"Today is about permanence in legacy. It's an honor and our sacred responsibility to pay tribute to and celebrate Lieutenant Holm," Franz said. "It's about our core values. Dennis was a person of faith, honor, courage and commitment - the kind of person we want to lead and represent our Army."
Franz informed attendees that the ceremony is also about Clinton R. Van Zandt who served with Holm in Vietnam and did not let go of the notion that Holm needed to be properly honored.
"Today is a celebration of the life of Lieutenant Dennis Holm," Van Zandt said. "I also bring you thoughts and good wishes from General Barry McCaffrey who supported this recognition."
Van Zandt, a senior NBC News law enforcement analyst, met retired Army Gen. Barry McCaffrey at the network's studios and struck up a friendship.

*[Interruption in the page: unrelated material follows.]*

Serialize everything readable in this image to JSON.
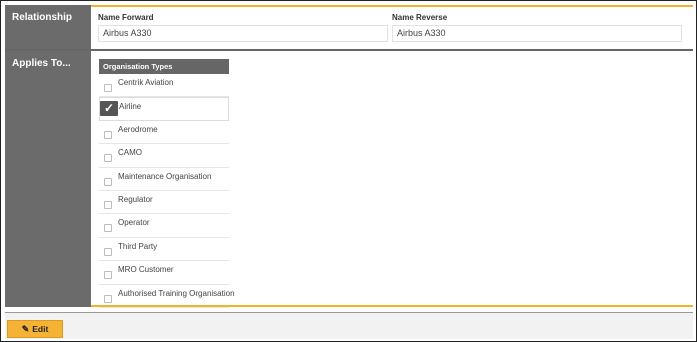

Through Van Zandt's tireless efforts reaching out to Army leadership and McCaffrey, who in turn obtained support through Army Vice Chief of Staff Gen. Daniel B. Allyn, the Department of the Army G-2, the Army Intelligence Center of Excellence and INSCOM, the ceremony to recognize Holm was set.
"There are lots of fingerprints on this (recognition) just like Denny Holm's life has touched so many people," Van Zandt added. "Denny wanted to make his year in Vietnam count. He once wrote a letter home saying he was learning more from the children in his class than they were learning from him."

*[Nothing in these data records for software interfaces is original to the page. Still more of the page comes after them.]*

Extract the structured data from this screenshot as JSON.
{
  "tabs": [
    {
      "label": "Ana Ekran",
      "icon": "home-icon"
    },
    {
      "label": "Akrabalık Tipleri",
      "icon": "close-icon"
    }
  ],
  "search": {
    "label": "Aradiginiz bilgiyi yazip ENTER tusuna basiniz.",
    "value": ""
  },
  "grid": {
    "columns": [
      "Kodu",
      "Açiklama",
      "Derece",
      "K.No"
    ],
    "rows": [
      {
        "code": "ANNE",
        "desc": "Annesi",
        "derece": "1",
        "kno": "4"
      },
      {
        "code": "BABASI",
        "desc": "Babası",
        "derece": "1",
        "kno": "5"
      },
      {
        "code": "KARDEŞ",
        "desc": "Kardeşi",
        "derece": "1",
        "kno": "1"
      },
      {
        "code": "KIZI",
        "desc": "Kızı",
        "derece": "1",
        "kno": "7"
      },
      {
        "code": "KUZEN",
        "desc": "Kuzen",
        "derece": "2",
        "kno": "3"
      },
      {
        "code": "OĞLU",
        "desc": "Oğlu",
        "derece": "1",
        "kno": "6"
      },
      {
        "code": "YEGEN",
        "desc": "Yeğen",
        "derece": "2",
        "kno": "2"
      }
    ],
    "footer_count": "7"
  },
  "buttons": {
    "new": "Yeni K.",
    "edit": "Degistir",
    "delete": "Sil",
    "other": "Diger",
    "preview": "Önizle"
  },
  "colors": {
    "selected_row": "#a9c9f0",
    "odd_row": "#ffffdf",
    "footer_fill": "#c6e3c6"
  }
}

Family members attending the ceremony included Holm's wife Margaret Welch, daughter Erin Holm Welch Thaemlitz, her husband Carl, and their son Andrew. Van Zandt's wife Dianne was also in attendance.
"He was one of many who gave their lives in Vietnam and I'm sure he would appreciate this honor greatly," Welch said.

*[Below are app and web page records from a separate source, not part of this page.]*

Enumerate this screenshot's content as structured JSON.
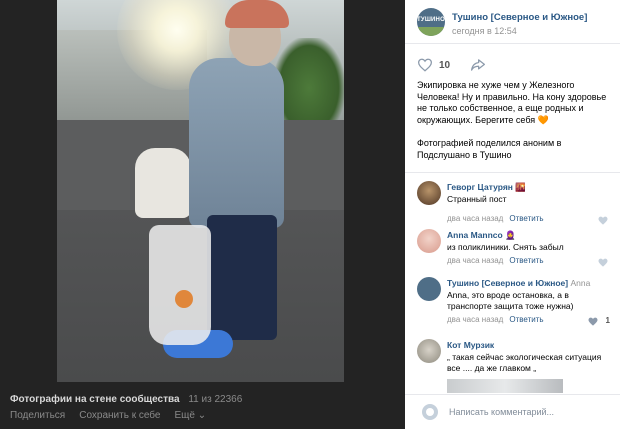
{
  "viewer": {
    "footer_title": "Фотографии на стене сообщества",
    "footer_count": "11 из 22366",
    "actions": [
      "Поделиться",
      "Сохранить к себе",
      "Ещё ⌄"
    ]
  },
  "post": {
    "group_name": "Тушино [Северное и Южное]",
    "avatar_text": "ТУШИНО",
    "time": "сегодня в 12:54",
    "likes": "10",
    "text": "Экипировка не хуже чем у Железного Человека! Ну и правильно. На кону здоровье не только собственное, а еще родных и окружающих. Берегите себя",
    "text_emoji": "🧡",
    "text2": "Фотографией поделился аноним в Подслушано в Тушино"
  },
  "comments": [
    {
      "author": "Геворг Цатурян",
      "author_emoji": "🌇",
      "author_extra": "",
      "text": "Странный пост",
      "time": "два часа назад",
      "reply": "Ответить"
    },
    {
      "author": "Anna Mannco",
      "author_emoji": "🧕",
      "author_extra": "",
      "text": "из поликлиники. Снять забыл",
      "time": "два часа назад",
      "reply": "Ответить"
    },
    {
      "author": "Тушино [Северное и Южное]",
      "author_emoji": "",
      "author_extra": " Anna",
      "text": "Anna, это вроде остановка, а в транспорте защита тоже нужна)",
      "time": "два часа назад",
      "reply": "Ответить",
      "count": "1"
    },
    {
      "author": "Кот Мурзик",
      "author_emoji": "",
      "author_extra": "",
      "text": "„ такая сейчас экологическая ситуация все .... да же главком „",
      "time": "",
      "reply": ""
    }
  ],
  "composer": {
    "placeholder": "Написать комментарий..."
  },
  "colors": {
    "link": "#2a5885",
    "muted": "#939393",
    "viewer_bg": "#232323"
  }
}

Welch thanked Van Zandt for starting the process with great perseverance that culminated in the ceremony.
"We have four sons who will carry on my father's legacy of dedication, humility, and service to others," Thaemlitz said.
Following presentation of the Knowlton Award, Holm's family and the Van Zandts were escorted to INSCOM's G2X Conference Room that was dedicated to and named in honor of Holm. INSCOM's G2X is INSCOM's operational staff for CI and Human Intelligence.
To commemorate Holm's legacy, INSCOM developed a scrapbook of photographs, news clippings, and letters. A commemorative plaque and a shadow box containing Holm's photo, awards and decorations are permanently on display in the 1LT Dennis Lee Holm Conference Room.
Welch and Thaemlitz expressed deep gratitude to all of the members of the INSCOM family who had involvement in the effort to honor Holm.
"The work you have all done for this is just amazing." Welch added.
Holm was a Reserve Officer Training Corps (ROTC) student at Creighton University from 1961 to 1965. He married Margaret in his senior year. Graduating as
the class president, Holm chose to serve his country by entering the U.S. Army and
sought assignment in the Intelligence field. He completed Officer's Basic Training at Fort Benning, Georgia, and the Military Intelligence Officer Course at Fort Holabird, Maryland.
According to Welch, Holm planned to attend law school upon completion of military service and enter politics, aspiring to one day run for the U.S. Senate. He is buried in the Black Hills National Cemetery, Sturgis, South Dakota.
The Knowlton Award was established in June 1995, by MICA to recognize individuals who have contributed significantly to the promotion of Military Intelligence. These individuals must have demonstrated the highest standards of integrity and moral character, displayed an outstanding degree of professional competence, and served the U.S. Army Military Intelligence Corps either by military or civilian service.